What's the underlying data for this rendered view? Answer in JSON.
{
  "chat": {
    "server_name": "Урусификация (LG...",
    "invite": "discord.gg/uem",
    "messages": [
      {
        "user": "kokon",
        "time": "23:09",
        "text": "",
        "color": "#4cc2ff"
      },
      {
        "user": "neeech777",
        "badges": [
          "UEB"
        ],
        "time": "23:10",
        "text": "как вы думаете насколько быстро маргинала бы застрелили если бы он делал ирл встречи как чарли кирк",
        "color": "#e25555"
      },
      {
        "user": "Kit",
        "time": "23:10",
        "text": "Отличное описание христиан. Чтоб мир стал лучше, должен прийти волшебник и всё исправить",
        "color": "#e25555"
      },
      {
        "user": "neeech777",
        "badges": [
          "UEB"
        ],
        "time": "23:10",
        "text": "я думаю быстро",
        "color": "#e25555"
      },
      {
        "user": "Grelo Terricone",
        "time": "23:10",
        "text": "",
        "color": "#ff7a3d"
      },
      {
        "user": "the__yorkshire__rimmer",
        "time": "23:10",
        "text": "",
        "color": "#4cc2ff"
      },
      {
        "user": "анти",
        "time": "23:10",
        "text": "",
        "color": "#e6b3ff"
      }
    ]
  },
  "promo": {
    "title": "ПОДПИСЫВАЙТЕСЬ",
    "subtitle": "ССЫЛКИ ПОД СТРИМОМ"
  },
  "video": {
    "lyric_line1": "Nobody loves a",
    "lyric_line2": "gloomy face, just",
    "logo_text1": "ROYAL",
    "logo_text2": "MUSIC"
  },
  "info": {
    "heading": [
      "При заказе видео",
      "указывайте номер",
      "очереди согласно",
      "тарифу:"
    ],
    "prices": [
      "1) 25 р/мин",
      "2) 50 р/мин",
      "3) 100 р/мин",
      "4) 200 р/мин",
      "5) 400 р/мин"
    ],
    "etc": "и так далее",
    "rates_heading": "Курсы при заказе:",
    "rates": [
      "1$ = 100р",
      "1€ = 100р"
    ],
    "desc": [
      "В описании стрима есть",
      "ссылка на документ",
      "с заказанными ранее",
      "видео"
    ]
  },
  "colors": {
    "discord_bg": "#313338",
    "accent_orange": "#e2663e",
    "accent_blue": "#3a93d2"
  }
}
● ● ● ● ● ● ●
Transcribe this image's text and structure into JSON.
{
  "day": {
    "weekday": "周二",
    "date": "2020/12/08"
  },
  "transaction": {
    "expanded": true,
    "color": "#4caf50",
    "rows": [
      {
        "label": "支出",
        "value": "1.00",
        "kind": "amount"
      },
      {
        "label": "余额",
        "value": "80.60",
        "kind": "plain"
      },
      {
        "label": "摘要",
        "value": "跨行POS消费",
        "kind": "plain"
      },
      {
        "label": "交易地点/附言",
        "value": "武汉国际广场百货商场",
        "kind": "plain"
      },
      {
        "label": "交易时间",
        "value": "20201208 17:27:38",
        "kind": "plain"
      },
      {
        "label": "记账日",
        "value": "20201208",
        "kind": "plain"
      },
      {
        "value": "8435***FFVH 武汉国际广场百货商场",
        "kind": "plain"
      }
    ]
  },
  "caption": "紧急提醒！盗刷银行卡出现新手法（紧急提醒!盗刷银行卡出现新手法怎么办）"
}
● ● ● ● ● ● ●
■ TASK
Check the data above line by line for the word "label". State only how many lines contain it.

■ YOUR SOLUTION
6